Types of Resources
On the Basis of Origin
- Biotic Resources: These resources have life and are obtained from biosphere.
- Abiotic Resources: These resources are composed of non-living things.
On the Basis of Exhaustibility
- Renewable Resources
- Non-Renewable Resources
On the Basis of Ownership
- Individual Resources
- Community Owned Resources
- National Resources
- International Resources
On the Basis of the Status of Development
- Potential Resources
- Developed Resources
- Certain resources are available in some regions that can thus be considered self-sufficient, while other regions have acute shortage of some vital resources.
- Thus, balanced resource planning at the national, state, regional and local levels is required.
Resource Planning in India
- Identification and inventory of resources across the regions of the country
- Evolving a planning structure endowed with appropriate technology, skill and institutional set up for implementing resource development plans
- Matching the resource development plans with overall national development plans
Conservation of Resources
- The first international step was taken by the Club of Rome who advocated resource conservation in 1968.
- The Brundtland Commission Report, 1987 made the seminal contribution with respect to resource conservation at the global level.

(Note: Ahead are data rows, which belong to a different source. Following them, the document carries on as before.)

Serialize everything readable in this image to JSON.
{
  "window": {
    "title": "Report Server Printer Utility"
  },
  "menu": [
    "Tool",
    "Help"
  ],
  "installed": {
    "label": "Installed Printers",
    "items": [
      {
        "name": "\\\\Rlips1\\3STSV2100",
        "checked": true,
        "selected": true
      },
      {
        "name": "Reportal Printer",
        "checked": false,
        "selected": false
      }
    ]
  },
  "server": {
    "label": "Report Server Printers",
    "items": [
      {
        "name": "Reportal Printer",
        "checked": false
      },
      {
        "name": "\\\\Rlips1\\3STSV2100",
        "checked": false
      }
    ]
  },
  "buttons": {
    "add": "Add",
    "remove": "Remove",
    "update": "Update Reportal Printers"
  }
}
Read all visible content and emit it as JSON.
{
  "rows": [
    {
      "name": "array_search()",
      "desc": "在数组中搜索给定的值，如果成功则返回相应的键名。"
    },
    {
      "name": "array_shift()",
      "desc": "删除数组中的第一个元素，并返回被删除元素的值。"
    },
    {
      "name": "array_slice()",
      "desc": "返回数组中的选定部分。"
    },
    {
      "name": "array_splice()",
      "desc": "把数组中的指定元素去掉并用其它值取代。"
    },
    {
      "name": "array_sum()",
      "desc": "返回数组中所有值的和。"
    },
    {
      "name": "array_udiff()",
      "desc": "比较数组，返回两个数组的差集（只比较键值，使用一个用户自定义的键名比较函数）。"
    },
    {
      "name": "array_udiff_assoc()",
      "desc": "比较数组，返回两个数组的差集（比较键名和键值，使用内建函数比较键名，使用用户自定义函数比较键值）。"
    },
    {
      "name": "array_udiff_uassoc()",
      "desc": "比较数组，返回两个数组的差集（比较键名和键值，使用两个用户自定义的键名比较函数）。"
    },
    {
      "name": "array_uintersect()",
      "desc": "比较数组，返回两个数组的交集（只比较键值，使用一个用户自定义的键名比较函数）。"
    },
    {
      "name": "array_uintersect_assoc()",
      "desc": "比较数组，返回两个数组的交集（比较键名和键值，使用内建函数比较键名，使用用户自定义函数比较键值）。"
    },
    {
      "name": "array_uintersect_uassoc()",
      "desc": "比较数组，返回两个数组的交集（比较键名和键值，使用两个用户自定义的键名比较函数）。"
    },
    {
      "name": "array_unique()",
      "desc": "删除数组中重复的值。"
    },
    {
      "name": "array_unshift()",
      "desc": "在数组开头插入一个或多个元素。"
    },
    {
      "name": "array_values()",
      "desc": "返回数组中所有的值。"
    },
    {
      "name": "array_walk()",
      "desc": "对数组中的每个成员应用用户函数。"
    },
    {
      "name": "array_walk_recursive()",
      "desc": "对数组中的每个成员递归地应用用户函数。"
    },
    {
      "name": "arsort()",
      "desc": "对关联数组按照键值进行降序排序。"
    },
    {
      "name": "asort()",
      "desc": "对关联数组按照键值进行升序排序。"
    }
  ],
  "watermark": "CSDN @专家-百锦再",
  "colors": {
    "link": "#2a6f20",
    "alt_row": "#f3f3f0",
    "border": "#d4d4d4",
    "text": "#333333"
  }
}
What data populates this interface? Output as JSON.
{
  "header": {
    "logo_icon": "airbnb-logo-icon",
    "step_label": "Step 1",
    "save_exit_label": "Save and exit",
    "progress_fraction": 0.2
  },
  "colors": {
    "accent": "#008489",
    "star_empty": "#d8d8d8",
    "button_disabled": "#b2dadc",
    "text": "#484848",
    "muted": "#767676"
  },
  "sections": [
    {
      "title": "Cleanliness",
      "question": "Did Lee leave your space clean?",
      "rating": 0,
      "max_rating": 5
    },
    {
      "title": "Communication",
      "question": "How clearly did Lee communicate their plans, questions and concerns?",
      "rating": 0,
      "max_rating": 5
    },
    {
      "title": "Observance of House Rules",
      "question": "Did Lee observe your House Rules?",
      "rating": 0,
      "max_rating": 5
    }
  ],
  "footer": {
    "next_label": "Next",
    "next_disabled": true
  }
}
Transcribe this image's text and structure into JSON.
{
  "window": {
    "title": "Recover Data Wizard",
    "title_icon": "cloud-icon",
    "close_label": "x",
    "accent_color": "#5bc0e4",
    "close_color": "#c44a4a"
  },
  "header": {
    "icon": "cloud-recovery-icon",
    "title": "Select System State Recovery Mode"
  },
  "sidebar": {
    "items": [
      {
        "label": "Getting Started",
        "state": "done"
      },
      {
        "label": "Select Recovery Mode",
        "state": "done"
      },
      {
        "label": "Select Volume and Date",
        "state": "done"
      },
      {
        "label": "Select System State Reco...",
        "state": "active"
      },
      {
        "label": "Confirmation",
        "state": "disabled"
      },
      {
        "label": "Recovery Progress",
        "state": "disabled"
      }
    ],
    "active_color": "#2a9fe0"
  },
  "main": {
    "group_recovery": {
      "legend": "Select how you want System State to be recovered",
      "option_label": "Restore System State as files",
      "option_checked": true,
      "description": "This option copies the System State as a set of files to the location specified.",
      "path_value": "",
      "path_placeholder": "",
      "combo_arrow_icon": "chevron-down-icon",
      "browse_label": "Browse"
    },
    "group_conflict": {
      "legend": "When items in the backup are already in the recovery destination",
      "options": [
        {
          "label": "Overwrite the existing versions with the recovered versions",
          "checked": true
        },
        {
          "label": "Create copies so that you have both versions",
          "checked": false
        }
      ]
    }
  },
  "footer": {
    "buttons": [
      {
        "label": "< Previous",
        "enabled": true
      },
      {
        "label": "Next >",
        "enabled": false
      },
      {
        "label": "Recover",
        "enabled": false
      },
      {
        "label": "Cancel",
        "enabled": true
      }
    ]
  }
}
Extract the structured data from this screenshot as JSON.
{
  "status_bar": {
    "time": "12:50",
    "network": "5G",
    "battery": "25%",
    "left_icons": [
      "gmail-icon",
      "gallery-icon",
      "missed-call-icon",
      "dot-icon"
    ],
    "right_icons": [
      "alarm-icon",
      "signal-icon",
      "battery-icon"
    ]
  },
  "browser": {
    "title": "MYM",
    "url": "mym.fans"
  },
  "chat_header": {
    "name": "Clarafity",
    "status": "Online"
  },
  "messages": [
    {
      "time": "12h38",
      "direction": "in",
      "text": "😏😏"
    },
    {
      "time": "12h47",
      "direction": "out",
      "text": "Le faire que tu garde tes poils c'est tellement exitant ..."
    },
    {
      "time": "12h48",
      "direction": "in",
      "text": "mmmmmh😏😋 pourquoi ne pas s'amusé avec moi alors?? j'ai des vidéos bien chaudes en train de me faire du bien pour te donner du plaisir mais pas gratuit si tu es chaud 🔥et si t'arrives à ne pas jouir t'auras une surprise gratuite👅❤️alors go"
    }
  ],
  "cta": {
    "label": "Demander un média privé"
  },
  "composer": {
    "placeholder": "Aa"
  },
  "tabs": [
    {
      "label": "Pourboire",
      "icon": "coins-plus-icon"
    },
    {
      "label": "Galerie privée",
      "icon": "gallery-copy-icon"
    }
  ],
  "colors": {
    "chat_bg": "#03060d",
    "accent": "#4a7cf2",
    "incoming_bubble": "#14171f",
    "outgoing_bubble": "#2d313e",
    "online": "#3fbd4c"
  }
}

- At the Earth Summit at Rio de Janeiro, Brazil in 1992, another significant contribution was made.
Soil as a Resource
- Soils of India are classified on the basis of the factors responsible for soil formation, colour, thickness, texture, age, chemical and physical properties
Classification of Soils
- It is the most commonly found and important soil that makes up the entire northern plains and Rajasthan and Gujarat, passing through a narrow corridor.
- These have formed by deposits of three important Himalayan river systems– the Indus, the Ganga and the Brahmaputra.
- These soils are known as regur soils and are black in colour and are ideal for growing cotton.
- These soils are made up of extremely fine i.e. clayey material and have high capacity to hold moisture.
Red and Yellow Soils
- Red soil is common in areas of low rainfall in the eastern and southern parts of the Deccan plateau because of crystalline igneous rocks.
- These soils are also found in parts of Odisha, Chhattisgarh, southern parts of the middle Ganga plain and along the piedmont zone of the Western Ghats.
- Laterite soil occurs mostly in southern states, Western Ghats region of Maharashtra, Odisha, some parts of West Bengal and North-east regions.
- It is rich in humus in places where the soils support deciduous and evergreen forests, lacks humus in areas of sparse vegetation and in semi-arid environment.
- Arid soils are generally sandy in texture and saline in nature and range from red to brown in colour.
- These soils are found in the hilly and mountainous areas where sufficient rain forests are available.
- These soils experience denudation and are acidic with low humus content in the snow clad Himalayas.
Soil Erosion and Soil Conservation
- Soil formation and erosion take place at the same time the processes are generally balanced unless disturbed due to human activities like deforestation, over-grazing, construction and mining etc.
- Soil erosion, on the other hand is caused by natural forces like wind, glacier and water.
- Gullies are formed when the running water cuts through the clayey soils and makes deep channels and makes the land unfit for cultivation, known as bad land.
- Wind erosion occurs when wind blows loose soil off flat or sloping land.
- Defective methods of farming, ploughing in a wrong way i.e. up and down the slope form channels for the quick flow of water lead to soil erosion.